Data to process >>

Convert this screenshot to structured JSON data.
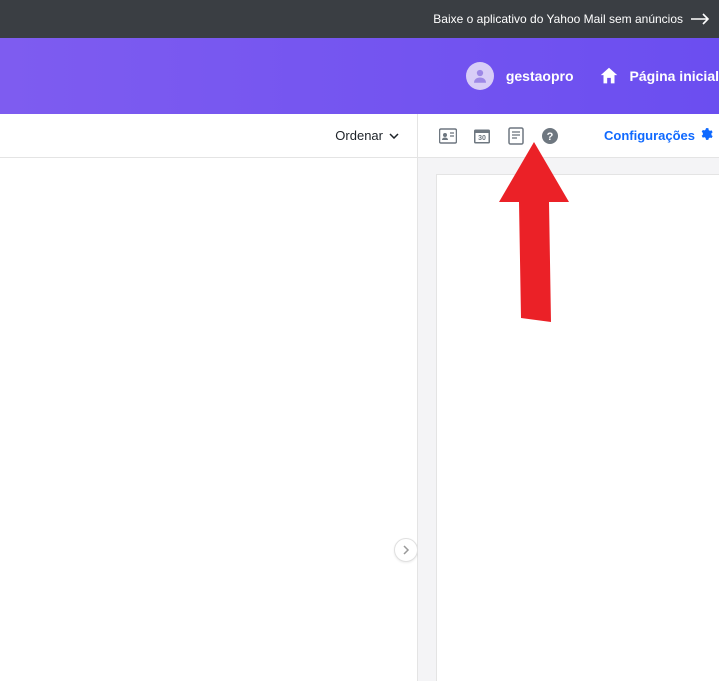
{
  "banner": {
    "text": "Baixe o aplicativo do Yahoo Mail sem anúncios"
  },
  "header": {
    "username": "gestaopro",
    "home_label": "Página inicial"
  },
  "toolbar": {
    "sort_label": "Ordenar",
    "config_label": "Configurações",
    "calendar_day": "30"
  }
}
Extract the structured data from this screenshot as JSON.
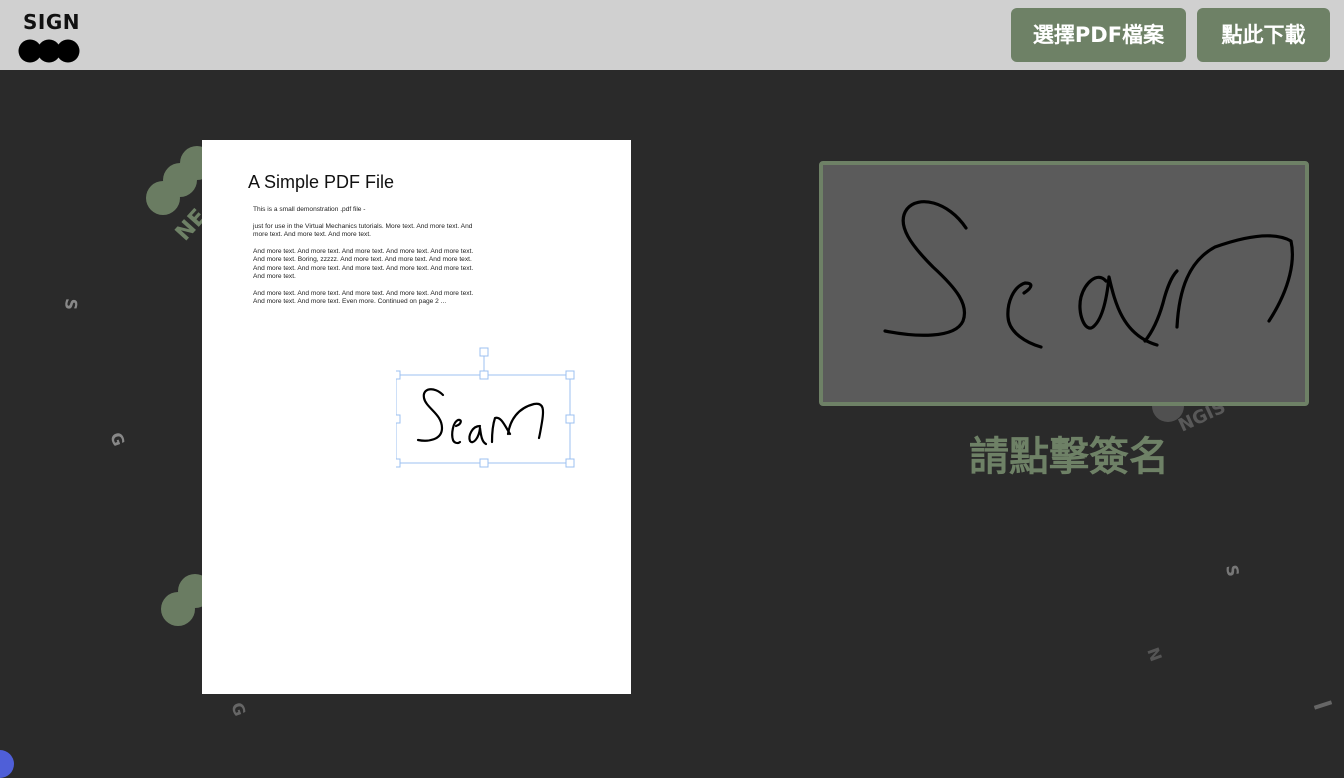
{
  "app": {
    "logo_text": "SIGN"
  },
  "header": {
    "select_pdf_label": "選擇PDF檔案",
    "download_label": "點此下載"
  },
  "pdf": {
    "title": "A Simple PDF File",
    "paragraphs": [
      "This is a small demonstration .pdf file -",
      "just for use in the Virtual Mechanics tutorials. More text. And more text. And more text. And more text. And more text.",
      "And more text. And more text. And more text. And more text. And more text. And more text. Boring, zzzzz. And more text. And more text. And more text. And more text. And more text. And more text. And more text. And more text. And more text.",
      "And more text. And more text. And more text. And more text. And more text. And more text. And more text. Even more. Continued on page 2 ..."
    ]
  },
  "signature": {
    "hint": "請點擊簽名"
  },
  "background": {
    "watermark_letters": [
      "NE",
      "S",
      "G",
      "G",
      "N",
      "S",
      "NGIS"
    ]
  },
  "colors": {
    "topbar": "#d0d0d0",
    "workspace": "#2a2a2a",
    "accent": "#6e8166",
    "pad_fill": "#5b5b5b",
    "page": "#ffffff",
    "handle": "#9cc0f0"
  },
  "icons": {
    "logo": "three-dots-logo",
    "corner": "blue-circle-indicator"
  }
}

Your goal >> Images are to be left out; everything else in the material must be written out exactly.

Answer >>
Convert this screenshot to structured JSON data.
{
  "banner": {
    "text": "Baixe o aplicativo do Yahoo Mail sem anúncios"
  },
  "header": {
    "username": "gestaopro",
    "home_label": "Página inicial"
  },
  "toolbar": {
    "sort_label": "Ordenar",
    "config_label": "Configurações",
    "calendar_day": "30"
  }
}
Extract the structured data from this screenshot as JSON.
{
  "app": {
    "logo_text": "SIGN"
  },
  "header": {
    "select_pdf_label": "選擇PDF檔案",
    "download_label": "點此下載"
  },
  "pdf": {
    "title": "A Simple PDF File",
    "paragraphs": [
      "This is a small demonstration .pdf file -",
      "just for use in the Virtual Mechanics tutorials. More text. And more text. And more text. And more text. And more text.",
      "And more text. And more text. And more text. And more text. And more text. And more text. Boring, zzzzz. And more text. And more text. And more text. And more text. And more text. And more text. And more text. And more text. And more text.",
      "And more text. And more text. And more text. And more text. And more text. And more text. And more text. Even more. Continued on page 2 ..."
    ]
  },
  "signature": {
    "hint": "請點擊簽名"
  },
  "background": {
    "watermark_letters": [
      "NE",
      "S",
      "G",
      "G",
      "N",
      "S",
      "NGIS"
    ]
  },
  "colors": {
    "topbar": "#d0d0d0",
    "workspace": "#2a2a2a",
    "accent": "#6e8166",
    "pad_fill": "#5b5b5b",
    "page": "#ffffff",
    "handle": "#9cc0f0"
  },
  "icons": {
    "logo": "three-dots-logo",
    "corner": "blue-circle-indicator"
  }
}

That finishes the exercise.